Norwood School is a forward thinking school; optimistic and ambitious for all. The outstanding achievement of pupils is testament to this. We achieve this by our commitment to a personalised approach and focus on the individual. We want The Norwood School to have access to high-quality and trained careers leaders, to oversee the delivery of school career and employability plans, manage links with employers, universities and independent career advisers and ensure that employability is built into school life.
All staff have an important part to play in maintaining and developing our Careers Guidance Provision.
Head of Faculty – Middle Leaders: It is the responsibility of each Head of Faculty across the curriculum to ensure that curriculum pathways include reference to career learning opportunities and links to the world of work. ‘This role acts as a bridge between external specialists, local employers and the school. The role holder is responsible for coordinating activities with externals, including work experience and ‘beside’ curriculum projects. They support the tutorial and teaching careers roles of their colleagues: providing training in up-to-date labour market information or knowledge about qualifications, as well as providing pedagogical support to colleagues in developing the ‘work ready’ capabilities.’
Subject teachers: ‘Teachers are first and foremost subject specialists. Careers information can easily be embedded into subject teaching and can increase engagement and attainment: when pupils see the applicability of their learning and its link to long-term career goals, motivation increases. Recent research focused on pupil perception of science, technology, engineering and maths (STEM) subjects (BIS, 2014) discovered that pupils often misunderstood or were unware of the jobs which STEM subjects lead to, or the career routes which would be closed by not taking those subjects for GCSE or A-Level. Poorer pupils were most likely to hold these misconceptions. Our research defines two effective ways in which subject teachers can deliver careers content. Firstly, integrated into lessons delivered by the teacher (e.g. pupils studying a play in English learn about the role of a graphic designer and design a theatre programme). Alternatively, careers content can exist ‘beside’ the curriculum: in the form of trips, talks and enrichment projects delivered by others and integrated into long-term curriculum planning. Teachers are an important source of social capital, particularly for pupils from low income families who may have less professional contacts (BIS, 2014). School input is therefore potentially life-changing. It is important to recognise that teachers are not impartial and may have limited experience so they can only be one of many career informants to expose pupils to a range of routes. For instance, teachers have often progressed from university to teacher training and so have useful insights about UCAS processes but less experience of vocational routes.’

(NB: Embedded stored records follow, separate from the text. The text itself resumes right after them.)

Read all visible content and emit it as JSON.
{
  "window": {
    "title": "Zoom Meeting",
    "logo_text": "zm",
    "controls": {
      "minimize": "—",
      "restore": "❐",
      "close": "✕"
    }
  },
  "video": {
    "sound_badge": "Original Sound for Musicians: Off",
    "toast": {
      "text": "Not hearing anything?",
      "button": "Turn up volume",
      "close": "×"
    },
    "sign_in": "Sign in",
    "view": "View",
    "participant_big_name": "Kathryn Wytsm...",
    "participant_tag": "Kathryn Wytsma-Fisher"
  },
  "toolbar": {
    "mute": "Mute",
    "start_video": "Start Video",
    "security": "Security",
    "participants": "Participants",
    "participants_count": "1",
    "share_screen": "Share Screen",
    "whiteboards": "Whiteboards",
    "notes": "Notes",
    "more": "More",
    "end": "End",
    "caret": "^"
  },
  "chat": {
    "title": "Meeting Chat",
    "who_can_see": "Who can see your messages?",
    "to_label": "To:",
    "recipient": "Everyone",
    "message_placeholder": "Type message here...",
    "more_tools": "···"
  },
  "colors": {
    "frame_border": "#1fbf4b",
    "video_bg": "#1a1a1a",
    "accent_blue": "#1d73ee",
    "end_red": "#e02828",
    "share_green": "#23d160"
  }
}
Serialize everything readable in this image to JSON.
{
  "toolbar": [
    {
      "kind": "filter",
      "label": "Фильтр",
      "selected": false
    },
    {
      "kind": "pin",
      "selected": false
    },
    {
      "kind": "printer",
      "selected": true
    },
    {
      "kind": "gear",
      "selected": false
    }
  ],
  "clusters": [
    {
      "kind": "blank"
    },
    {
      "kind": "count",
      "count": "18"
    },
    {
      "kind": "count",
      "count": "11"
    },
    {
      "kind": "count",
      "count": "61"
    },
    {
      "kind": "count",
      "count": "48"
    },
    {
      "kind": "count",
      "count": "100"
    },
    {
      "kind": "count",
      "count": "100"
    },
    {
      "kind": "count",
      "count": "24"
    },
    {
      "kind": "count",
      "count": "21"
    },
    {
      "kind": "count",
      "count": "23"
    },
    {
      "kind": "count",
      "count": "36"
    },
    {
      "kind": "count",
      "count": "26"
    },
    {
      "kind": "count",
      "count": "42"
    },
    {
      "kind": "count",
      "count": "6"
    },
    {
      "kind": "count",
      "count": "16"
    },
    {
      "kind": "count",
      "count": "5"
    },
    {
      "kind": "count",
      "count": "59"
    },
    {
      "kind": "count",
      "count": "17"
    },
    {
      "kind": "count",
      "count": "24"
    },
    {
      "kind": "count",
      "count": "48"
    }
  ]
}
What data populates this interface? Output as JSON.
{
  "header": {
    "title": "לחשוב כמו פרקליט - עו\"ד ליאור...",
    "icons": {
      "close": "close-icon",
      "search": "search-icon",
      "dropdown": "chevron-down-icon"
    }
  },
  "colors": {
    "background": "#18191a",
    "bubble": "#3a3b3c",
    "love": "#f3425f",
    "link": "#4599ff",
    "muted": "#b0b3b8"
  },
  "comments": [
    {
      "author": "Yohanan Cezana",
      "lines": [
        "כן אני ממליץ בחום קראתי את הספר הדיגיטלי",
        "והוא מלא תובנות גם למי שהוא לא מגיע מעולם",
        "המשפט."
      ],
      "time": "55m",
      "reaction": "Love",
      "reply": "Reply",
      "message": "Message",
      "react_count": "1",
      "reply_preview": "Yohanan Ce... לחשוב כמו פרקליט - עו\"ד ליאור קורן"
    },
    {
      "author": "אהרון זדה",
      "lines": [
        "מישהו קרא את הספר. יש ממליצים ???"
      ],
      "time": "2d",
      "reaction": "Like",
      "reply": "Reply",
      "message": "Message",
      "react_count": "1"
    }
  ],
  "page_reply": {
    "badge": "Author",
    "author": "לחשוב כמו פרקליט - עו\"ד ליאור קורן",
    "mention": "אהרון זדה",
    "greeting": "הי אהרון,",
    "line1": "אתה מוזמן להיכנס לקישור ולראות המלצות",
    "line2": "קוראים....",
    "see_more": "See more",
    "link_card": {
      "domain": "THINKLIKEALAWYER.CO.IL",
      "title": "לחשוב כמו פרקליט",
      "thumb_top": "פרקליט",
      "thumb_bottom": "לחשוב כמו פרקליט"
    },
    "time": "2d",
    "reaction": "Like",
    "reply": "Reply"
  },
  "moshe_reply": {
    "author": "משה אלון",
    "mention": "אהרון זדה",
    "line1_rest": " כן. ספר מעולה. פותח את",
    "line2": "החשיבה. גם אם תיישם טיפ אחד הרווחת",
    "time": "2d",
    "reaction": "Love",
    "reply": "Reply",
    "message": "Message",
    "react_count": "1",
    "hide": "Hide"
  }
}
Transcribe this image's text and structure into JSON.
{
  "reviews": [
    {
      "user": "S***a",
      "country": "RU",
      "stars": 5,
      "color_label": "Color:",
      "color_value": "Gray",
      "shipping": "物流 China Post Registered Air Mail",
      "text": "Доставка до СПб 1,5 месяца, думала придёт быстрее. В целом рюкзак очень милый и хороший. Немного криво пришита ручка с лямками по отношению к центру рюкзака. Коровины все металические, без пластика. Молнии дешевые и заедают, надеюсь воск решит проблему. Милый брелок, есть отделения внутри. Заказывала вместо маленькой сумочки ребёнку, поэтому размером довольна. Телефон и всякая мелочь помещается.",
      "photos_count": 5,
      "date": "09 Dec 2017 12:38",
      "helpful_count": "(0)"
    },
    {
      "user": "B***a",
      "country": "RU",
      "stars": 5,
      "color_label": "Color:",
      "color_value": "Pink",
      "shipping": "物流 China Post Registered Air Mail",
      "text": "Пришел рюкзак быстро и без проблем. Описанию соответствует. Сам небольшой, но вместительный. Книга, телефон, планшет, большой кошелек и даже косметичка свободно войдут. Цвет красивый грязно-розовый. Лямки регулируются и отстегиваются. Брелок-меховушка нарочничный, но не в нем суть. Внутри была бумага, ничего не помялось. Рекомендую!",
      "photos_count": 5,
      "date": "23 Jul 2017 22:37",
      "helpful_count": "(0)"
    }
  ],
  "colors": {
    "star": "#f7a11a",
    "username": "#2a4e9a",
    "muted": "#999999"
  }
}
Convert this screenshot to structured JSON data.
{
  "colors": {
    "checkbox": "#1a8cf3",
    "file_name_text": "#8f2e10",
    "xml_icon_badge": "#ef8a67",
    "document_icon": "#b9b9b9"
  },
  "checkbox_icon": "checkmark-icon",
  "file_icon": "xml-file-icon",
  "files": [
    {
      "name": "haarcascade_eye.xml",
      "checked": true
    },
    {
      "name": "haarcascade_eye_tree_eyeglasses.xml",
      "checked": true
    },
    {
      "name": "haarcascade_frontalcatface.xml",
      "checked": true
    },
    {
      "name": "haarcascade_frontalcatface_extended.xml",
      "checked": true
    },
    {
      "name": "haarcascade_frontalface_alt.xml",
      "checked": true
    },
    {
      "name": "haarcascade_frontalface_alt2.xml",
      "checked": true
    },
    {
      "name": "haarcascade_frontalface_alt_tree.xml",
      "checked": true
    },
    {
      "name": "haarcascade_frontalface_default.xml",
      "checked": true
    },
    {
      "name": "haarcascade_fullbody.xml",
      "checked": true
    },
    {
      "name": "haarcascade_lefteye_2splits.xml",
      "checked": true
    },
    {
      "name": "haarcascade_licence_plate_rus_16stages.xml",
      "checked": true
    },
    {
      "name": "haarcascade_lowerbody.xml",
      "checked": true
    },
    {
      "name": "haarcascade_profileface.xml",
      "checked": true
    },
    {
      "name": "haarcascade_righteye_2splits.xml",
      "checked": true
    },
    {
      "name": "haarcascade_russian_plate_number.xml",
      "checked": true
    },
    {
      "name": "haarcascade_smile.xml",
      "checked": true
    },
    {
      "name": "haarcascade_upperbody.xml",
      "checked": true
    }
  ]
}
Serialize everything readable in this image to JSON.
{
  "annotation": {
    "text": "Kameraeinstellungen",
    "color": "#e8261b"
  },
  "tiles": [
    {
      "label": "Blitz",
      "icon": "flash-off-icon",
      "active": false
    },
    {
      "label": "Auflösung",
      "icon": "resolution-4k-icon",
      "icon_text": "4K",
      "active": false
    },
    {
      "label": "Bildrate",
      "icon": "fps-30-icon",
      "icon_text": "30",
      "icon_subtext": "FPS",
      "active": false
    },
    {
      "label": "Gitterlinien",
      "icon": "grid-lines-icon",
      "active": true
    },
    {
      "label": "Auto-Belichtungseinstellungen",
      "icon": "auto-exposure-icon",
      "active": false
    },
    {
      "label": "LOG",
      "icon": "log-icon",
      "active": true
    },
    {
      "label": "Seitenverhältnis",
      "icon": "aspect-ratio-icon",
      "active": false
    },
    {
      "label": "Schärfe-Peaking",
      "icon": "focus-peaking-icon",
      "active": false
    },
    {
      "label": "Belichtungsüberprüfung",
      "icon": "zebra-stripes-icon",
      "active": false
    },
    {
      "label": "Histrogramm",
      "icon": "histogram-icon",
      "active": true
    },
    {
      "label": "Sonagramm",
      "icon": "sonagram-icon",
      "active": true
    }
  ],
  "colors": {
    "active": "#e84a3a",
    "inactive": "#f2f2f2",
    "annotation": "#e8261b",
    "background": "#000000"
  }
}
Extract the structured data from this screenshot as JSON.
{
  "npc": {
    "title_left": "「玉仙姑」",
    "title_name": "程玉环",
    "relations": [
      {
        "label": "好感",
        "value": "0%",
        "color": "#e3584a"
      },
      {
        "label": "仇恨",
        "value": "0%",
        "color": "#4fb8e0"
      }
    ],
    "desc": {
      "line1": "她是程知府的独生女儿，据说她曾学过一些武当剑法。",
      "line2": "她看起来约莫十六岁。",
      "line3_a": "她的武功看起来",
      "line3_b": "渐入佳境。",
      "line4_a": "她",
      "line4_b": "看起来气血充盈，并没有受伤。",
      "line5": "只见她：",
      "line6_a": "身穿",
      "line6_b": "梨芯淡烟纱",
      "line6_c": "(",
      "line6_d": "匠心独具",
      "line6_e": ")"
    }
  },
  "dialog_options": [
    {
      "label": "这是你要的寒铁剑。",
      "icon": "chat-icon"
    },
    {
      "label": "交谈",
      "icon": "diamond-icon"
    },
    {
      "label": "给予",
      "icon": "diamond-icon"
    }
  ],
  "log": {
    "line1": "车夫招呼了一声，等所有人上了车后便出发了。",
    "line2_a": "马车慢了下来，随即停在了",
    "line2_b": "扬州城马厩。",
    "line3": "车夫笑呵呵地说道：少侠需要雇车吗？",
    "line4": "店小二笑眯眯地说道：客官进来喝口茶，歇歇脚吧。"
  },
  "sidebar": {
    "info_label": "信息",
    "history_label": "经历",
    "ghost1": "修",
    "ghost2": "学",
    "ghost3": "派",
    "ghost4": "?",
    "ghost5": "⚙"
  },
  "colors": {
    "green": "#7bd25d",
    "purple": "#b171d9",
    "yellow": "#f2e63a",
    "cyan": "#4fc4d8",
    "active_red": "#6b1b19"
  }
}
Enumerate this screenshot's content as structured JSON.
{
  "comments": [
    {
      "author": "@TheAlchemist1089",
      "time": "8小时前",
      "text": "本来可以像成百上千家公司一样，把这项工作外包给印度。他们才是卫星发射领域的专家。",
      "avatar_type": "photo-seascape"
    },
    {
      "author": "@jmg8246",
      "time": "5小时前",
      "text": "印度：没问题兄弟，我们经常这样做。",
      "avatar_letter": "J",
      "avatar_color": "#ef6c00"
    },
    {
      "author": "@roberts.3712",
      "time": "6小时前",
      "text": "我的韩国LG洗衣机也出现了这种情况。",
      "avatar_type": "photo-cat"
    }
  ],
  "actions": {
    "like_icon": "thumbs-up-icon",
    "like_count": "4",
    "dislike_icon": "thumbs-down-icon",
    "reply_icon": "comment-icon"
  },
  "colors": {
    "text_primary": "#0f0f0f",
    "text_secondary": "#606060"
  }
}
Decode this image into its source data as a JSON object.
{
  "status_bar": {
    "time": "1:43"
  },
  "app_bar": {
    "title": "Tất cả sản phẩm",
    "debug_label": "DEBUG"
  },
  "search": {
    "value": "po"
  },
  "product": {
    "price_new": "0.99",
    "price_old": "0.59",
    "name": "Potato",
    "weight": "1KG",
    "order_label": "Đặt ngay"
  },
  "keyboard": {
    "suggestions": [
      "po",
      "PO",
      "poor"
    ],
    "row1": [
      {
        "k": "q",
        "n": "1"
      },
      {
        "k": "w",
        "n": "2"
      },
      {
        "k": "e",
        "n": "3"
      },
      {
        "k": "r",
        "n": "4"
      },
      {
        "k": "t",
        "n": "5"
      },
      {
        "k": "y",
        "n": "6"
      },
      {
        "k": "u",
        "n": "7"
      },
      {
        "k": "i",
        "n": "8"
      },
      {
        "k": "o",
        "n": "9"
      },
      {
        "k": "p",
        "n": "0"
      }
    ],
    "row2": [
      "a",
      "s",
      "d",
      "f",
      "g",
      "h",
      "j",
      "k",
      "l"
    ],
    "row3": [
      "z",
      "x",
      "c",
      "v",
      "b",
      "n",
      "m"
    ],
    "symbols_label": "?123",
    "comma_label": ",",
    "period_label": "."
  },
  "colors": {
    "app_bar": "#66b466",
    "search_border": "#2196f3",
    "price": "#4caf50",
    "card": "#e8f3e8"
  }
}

Form Tutors: ‘As a form tutor, teachers are often a first port of call for students’ concerns or personal issues. In terms of careers, this often means discussing choices at key points in secondary school (choosing GCSEs in Year 8 or 9; post-16 options in Year 11; and post-18 options in Year 12/13). Form tutors often build more informal relationships with pupils. By sharing information about their own career choices and those of people they know, form tutors can help shape pupils’ understanding of routes into employment as a ‘career informant. Form tutors are also often the initial contact point for parents, likely to discuss pupil choices at parents’ evenings. Research by the Department for Business, Innovation and Skills found that low income parents were more likely to let the school lead the conversation about their child’s career and subject choices (BIS, 2014), emphasising the importance of a teacher’s role for these pupils.’
To link curriculum learning to careers we will:
Ensure all / the overwhelming majority of students by the end of Year 9, have meaningfully experienced career learning as part of English/Maths, PSHE and Science lessons and will support our teachers to see how to link career learning to their subjects.
To further develop encounters with employers and employees we will:
Ensure all / the overwhelming majority of students have at least one meaningful encounter with an employer every year they are at Norwood.
Please refer to the powerpoint below that was delivered by Independent Careers Advisors Claire Nix and Trevor Bottomly to HOF's. The session's purpose was to explore a range of possible links to employers and careers guidance from a subject leaders point of view.